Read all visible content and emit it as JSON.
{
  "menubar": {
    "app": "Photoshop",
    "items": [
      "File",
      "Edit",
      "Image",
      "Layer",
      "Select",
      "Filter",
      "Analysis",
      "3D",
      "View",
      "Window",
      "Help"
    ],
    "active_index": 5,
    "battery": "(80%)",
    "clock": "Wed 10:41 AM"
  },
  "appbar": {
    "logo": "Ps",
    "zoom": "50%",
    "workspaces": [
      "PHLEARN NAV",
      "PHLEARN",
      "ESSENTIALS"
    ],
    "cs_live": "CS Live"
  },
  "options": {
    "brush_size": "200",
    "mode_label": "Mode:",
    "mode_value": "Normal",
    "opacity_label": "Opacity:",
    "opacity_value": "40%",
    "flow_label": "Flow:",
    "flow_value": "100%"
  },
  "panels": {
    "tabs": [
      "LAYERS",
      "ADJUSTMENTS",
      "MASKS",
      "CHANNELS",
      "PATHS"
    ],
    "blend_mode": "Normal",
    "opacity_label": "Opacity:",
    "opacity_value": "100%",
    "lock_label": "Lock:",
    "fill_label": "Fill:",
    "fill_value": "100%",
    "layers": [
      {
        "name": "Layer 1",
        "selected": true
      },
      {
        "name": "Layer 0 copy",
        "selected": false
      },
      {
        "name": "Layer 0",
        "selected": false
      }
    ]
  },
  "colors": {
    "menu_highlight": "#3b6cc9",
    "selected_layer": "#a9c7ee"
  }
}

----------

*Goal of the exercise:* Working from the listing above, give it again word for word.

*Result of the task:*
Read all visible content and emit it as JSON.
{
  "menubar": {
    "app": "Photoshop",
    "items": [
      "File",
      "Edit",
      "Image",
      "Layer",
      "Select",
      "Filter",
      "Analysis",
      "3D",
      "View",
      "Window",
      "Help"
    ],
    "active_index": 5,
    "battery": "(80%)",
    "clock": "Wed 10:41 AM"
  },
  "appbar": {
    "logo": "Ps",
    "zoom": "50%",
    "workspaces": [
      "PHLEARN NAV",
      "PHLEARN",
      "ESSENTIALS"
    ],
    "cs_live": "CS Live"
  },
  "options": {
    "brush_size": "200",
    "mode_label": "Mode:",
    "mode_value": "Normal",
    "opacity_label": "Opacity:",
    "opacity_value": "40%",
    "flow_label": "Flow:",
    "flow_value": "100%"
  },
  "panels": {
    "tabs": [
      "LAYERS",
      "ADJUSTMENTS",
      "MASKS",
      "CHANNELS",
      "PATHS"
    ],
    "blend_mode": "Normal",
    "opacity_label": "Opacity:",
    "opacity_value": "100%",
    "lock_label": "Lock:",
    "fill_label": "Fill:",
    "fill_value": "100%",
    "layers": [
      {
        "name": "Layer 1",
        "selected": true
      },
      {
        "name": "Layer 0 copy",
        "selected": false
      },
      {
        "name": "Layer 0",
        "selected": false
      }
    ]
  },
  "colors": {
    "menu_highlight": "#3b6cc9",
    "selected_layer": "#a9c7ee"
  }
}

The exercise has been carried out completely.